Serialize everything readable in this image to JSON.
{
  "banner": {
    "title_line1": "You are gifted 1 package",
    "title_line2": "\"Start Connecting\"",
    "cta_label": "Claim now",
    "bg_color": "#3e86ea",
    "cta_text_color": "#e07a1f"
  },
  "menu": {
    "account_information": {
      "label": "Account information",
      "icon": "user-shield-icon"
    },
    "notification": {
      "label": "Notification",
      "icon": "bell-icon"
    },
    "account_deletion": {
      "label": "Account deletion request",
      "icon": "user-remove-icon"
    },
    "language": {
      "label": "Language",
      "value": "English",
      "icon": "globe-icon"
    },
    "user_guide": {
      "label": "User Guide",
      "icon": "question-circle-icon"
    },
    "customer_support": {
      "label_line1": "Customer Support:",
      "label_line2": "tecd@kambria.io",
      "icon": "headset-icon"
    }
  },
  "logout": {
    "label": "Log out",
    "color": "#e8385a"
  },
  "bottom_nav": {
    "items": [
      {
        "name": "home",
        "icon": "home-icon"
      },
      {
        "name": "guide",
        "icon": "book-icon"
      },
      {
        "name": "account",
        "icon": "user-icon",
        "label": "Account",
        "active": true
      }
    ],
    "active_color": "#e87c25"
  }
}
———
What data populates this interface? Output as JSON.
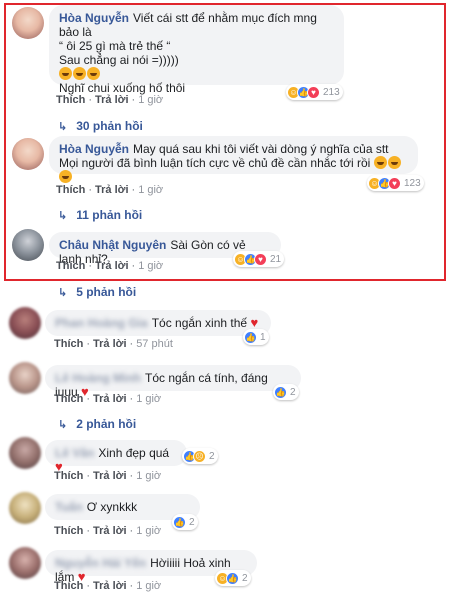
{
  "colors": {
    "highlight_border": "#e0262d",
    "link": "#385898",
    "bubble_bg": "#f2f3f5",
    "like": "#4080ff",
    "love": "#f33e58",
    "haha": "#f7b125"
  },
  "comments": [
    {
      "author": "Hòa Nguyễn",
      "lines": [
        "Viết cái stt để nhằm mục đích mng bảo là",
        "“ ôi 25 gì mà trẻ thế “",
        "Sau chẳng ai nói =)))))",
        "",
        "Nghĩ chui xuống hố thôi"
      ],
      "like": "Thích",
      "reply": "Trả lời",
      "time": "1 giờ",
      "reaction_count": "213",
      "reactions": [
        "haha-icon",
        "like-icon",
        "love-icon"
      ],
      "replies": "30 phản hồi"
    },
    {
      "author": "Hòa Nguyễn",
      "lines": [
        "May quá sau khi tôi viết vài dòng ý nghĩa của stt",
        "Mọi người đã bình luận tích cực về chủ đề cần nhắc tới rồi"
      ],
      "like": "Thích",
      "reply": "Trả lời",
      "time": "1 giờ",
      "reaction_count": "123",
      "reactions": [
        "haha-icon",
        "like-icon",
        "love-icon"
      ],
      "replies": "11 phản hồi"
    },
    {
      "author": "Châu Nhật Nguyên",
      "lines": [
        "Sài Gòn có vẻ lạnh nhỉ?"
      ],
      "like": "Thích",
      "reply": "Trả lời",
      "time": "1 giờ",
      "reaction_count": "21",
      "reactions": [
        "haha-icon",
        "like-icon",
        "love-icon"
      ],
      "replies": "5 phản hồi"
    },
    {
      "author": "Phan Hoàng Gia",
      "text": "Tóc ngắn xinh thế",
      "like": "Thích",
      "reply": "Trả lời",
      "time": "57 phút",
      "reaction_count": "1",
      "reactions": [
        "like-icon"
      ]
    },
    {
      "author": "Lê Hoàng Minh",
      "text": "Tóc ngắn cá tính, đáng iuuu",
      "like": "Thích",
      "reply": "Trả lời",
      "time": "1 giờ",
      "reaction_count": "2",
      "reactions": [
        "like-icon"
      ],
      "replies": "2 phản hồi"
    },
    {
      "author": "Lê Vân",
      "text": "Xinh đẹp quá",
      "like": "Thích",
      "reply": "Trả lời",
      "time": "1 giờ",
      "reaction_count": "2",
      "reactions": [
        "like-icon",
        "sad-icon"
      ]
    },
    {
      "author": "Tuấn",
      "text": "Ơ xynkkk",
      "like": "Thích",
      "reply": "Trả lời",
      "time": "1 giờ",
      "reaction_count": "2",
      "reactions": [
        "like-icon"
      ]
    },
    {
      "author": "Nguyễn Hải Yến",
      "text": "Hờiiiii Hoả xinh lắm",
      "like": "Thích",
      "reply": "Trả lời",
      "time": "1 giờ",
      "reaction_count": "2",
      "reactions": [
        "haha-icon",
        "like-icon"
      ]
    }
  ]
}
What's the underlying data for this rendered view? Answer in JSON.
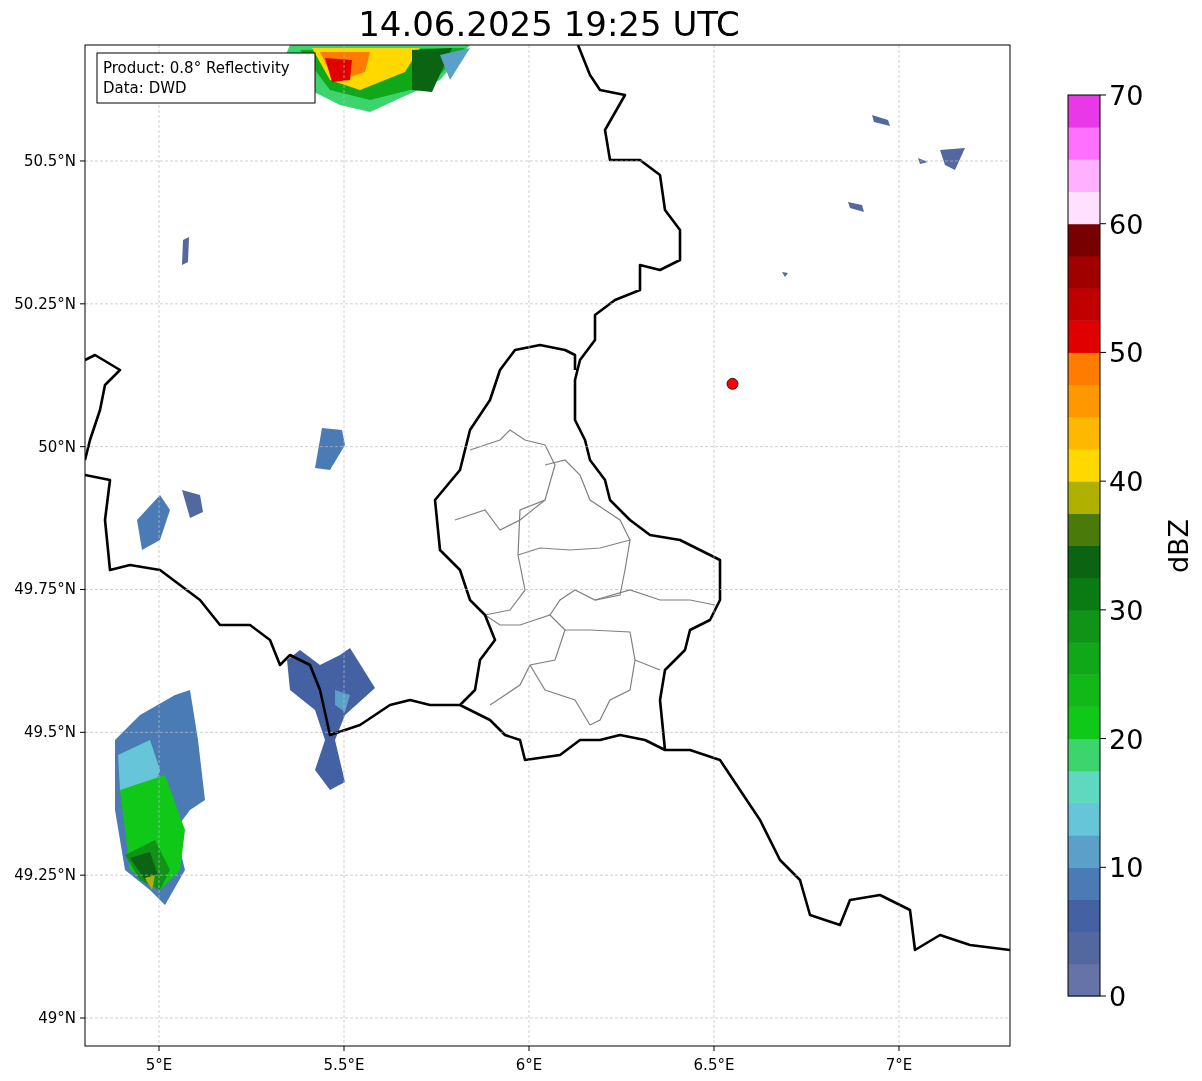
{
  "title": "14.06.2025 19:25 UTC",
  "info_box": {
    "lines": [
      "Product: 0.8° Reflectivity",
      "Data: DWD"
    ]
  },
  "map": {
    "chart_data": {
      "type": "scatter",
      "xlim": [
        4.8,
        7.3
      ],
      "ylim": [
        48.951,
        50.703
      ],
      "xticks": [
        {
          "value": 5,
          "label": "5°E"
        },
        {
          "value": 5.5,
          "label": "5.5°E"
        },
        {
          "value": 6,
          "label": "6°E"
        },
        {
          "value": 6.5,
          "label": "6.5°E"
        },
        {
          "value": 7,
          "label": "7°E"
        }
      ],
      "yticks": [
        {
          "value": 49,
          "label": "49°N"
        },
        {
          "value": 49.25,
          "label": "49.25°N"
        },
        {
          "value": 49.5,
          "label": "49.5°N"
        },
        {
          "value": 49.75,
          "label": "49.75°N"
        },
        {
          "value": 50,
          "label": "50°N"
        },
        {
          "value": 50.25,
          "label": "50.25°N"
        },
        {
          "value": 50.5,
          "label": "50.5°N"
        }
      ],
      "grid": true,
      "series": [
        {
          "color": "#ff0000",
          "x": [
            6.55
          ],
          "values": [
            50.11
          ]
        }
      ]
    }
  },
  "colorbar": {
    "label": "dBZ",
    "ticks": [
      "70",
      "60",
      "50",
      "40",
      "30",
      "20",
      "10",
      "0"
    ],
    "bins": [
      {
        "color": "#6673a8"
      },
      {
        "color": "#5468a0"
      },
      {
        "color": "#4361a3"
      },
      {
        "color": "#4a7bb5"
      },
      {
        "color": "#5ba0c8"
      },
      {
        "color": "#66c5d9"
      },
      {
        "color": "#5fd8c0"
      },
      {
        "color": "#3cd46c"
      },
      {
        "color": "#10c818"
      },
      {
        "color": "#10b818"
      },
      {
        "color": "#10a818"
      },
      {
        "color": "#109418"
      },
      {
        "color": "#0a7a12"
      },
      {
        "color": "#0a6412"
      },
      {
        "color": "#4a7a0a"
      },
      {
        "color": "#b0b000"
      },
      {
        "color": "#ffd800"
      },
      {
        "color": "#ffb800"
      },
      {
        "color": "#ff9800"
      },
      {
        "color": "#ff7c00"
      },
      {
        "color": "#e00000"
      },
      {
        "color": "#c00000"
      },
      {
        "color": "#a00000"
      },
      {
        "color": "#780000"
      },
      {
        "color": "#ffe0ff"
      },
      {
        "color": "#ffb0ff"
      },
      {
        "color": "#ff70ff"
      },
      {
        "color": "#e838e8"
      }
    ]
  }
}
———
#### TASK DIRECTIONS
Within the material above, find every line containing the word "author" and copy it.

#### ANSWER TO THE EXERCISE
      "author": "Hòa Nguyễn",
      "author": "Hòa Nguyễn",
      "author": "Châu Nhật Nguyên",
      "author": "Phan Hoàng Gia",
      "author": "Lê Hoàng Minh",
      "author": "Lê Vân",
      "author": "Tuấn",
      "author": "Nguyễn Hải Yến",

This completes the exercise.